Preferred shares, somewhat like bonds, do not change in value so much with the fortunes of the company, because they carry largely fixed payments (dividends playing the role of bond interest). There is some risk of default if the company does poorly, but no huge upside if the company does well. They are considered conservative investments.
Common shares, by contrast, represent an investment in the true economic value of the company. On the downside, common shares will become worthless before the company gets to the point of not being able to pay its bondholders and preferred shareholders. Conversely, common shares will undergo the lion's share of the appreciation if the company's profits grow rapidly.
The relevance of "leverage" may be clearer if we start from the more familiar case of bonds (debt). If a company has $10 billion in assets (marked to market, not book value), $9 billion in debt to bondholders, and $1 billion in equity of common shareholders (market capitalization), then this is a case of "top-heavy structure", corresponding to 10:1 leverage.
These common shares are high-risk, high-return.

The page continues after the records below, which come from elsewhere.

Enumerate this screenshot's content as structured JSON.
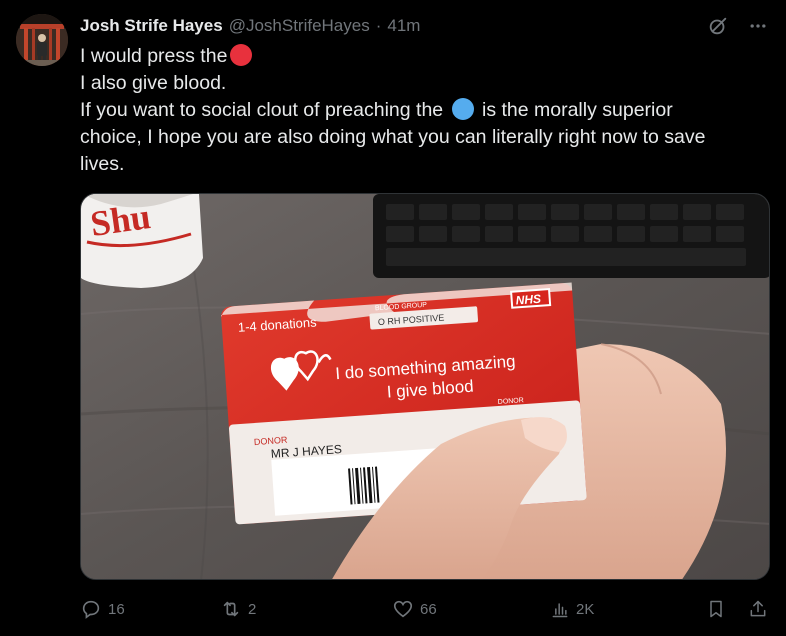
{
  "tweet": {
    "author": {
      "display_name": "Josh Strife Hayes",
      "handle": "@JoshStrifeHayes",
      "separator": "·",
      "time": "41m"
    },
    "text": {
      "line1": "I would press the",
      "line1_emoji": "red-circle",
      "line2": "I also give blood.",
      "line3_before": "If you want to social clout of preaching the",
      "line3_emoji": "blue-circle",
      "line3_after": "is the morally superior",
      "line4": "choice, I hope you are also doing what you can literally right now to save",
      "line5": "lives."
    },
    "media": {
      "card": {
        "donations": "1-4 donations",
        "group": "BLOOD GROUP",
        "blood_type": "O RH POSITIVE",
        "nhs": "NHS",
        "slogan_line1": "I do something amazing",
        "slogan_line2": "I give blood",
        "donor_label": "DONOR",
        "donor_name": "MR J HAYES",
        "cut_label": "DONOR"
      },
      "mug_text": "Shu"
    },
    "stats": {
      "replies": "16",
      "reposts": "2",
      "likes": "66",
      "views": "2K"
    }
  },
  "colors": {
    "background": "#000000",
    "text_primary": "#e7e9ea",
    "text_secondary": "#71767b",
    "emoji_red": "#e8313d",
    "emoji_blue": "#55acee",
    "card_red": "#d7261e"
  }
}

If the economic value of the company's assets increases by only 10% to $11 billion, then the market value of the common shares increases by 100% from $1 billion to $2 billion (the debt is not immediately affected and remains at $9 billion). This is the "huge speculative profit". It is similar to an individual investor buying stock on margin, but here the company itself is leveraged.
Preferred shares may be less familiar, but are like a "junior", slightly riskier version of bonds and play a similar role in creating leverage.